One Buck Does Not a Bronco Make!

I always say that the main purpose of long-reining is to see if your horse is ‘ready to ride’. With the young horse we can use it assist the horse in the development of top-line to carry the weight of the rider later. With a horse that has been out of work for a time we can build the muscles back up as well as remind the horse what work and concentration is all about. And, with a horse that is in the process of being started under saddle we can see and feel the horse and decide whether or not we could ‘ride that’ – ride exactly what we see.

I had a young horse for a lesson this morning that fits into the latter category. He hasn’t yet been ridden but is getting close to that stage and has been giving his owner a bit of a cause for concern lately. When put under pressure to increase impulsion he sometimes reacts with an explosion of kicking and bucking (impressive agility for such a fat young warmblood!).

“I don’t trust him, what if he does that when I’m riding?”

Well, that’s exactly WHY we long-rein. The exercise tells us WHEN the horse is ready to ride. I watch the horse, see if he is responding to voice and rein pressure cues, maintaining gait and speed as well as keeping all of his feet on the ground and then ask myself, “Can I ride that?” If the answer is ‘yes’, then on I get. If the answer is ‘NO’ then I need to work on breaking down the things that the horse is not yet confident or comfortable with until he has learned them.

The young gelding today told us, very clearly, that he was not yet ready to ride (I honestly couldn’t ride a buck of any description if you paid me, never mind that one). This certainly does not mean that he is a bad horse, that he will always do this, that he will definitely repeat it under saddle or anything like that. It simply means that we have more work to do and we were sensible not to be riding him because that would have ended badly for everyone.

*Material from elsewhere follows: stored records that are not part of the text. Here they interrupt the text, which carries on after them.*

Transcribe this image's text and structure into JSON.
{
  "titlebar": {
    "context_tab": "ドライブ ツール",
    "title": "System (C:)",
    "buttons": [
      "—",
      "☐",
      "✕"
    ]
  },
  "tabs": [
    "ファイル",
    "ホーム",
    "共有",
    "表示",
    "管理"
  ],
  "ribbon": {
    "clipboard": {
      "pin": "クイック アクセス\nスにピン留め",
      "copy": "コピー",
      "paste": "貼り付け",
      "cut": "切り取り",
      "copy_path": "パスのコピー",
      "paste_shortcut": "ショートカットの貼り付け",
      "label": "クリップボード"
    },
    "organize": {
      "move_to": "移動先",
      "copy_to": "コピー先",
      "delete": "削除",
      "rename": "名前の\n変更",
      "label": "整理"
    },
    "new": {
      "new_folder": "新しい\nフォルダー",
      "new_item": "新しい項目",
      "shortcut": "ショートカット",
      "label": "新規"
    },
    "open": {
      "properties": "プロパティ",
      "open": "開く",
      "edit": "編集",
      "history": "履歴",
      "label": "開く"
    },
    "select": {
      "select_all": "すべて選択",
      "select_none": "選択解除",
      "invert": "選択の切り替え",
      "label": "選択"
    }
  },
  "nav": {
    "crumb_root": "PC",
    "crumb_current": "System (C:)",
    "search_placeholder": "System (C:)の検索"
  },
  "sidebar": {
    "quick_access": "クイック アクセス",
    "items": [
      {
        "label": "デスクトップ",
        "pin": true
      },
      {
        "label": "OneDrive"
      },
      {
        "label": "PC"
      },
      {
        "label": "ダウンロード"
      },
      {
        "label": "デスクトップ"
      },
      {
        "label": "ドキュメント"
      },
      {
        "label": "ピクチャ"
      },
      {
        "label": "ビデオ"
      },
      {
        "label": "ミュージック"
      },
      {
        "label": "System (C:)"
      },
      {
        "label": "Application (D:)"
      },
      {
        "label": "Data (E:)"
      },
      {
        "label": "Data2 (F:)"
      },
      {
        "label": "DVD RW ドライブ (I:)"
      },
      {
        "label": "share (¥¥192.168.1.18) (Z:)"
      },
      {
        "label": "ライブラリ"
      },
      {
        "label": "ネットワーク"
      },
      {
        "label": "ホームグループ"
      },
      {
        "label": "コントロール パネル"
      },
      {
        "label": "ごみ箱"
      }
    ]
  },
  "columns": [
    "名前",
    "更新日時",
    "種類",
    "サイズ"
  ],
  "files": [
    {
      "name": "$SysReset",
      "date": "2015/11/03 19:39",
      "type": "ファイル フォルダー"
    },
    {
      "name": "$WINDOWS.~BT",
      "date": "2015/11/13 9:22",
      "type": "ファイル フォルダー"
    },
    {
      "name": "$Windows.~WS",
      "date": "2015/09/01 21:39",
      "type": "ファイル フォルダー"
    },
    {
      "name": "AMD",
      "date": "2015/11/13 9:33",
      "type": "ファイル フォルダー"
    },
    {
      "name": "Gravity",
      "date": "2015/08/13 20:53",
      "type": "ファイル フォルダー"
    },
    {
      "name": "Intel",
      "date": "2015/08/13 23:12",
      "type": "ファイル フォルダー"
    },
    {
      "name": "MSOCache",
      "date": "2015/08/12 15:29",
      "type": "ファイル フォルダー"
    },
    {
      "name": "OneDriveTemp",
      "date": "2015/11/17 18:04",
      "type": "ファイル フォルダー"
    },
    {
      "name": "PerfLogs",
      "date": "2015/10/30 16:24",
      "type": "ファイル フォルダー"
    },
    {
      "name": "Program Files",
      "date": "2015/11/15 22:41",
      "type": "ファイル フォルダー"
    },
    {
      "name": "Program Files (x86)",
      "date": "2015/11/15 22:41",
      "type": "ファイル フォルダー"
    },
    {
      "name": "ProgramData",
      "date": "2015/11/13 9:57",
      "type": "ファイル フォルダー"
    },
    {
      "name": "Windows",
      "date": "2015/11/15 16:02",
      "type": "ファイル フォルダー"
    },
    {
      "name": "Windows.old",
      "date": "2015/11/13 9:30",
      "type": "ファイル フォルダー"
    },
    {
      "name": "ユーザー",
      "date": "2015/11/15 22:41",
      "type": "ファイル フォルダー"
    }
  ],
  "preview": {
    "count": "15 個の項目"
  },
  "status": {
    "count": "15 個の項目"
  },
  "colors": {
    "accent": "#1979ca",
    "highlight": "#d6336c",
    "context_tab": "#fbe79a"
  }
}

A very common option at this stage is to work the horse ‘through it’, i.e. work him so hard that he stops bucking. The problem with that is the horse then becomes tired and as soon as he is tired he has stopped learning. So, what have we done? We have shown him that there is no release of pressure, stopped him looking for answers and taken all the ‘fun’ out of work. Instead what we did this morning was break it down for him more so that he could get some things right and get rewarded for trying to find answers. He only bucked the once and after that he began to listen as the requests became smaller, more frequent and led to immediate praise/reward/release of pressure – we ENGAGED the horse with the lesson.

He is going to be a fabulous horse! I’ll be sure to talk about him again in the months to come as he has his first rides but for now he has earned a few weeks off.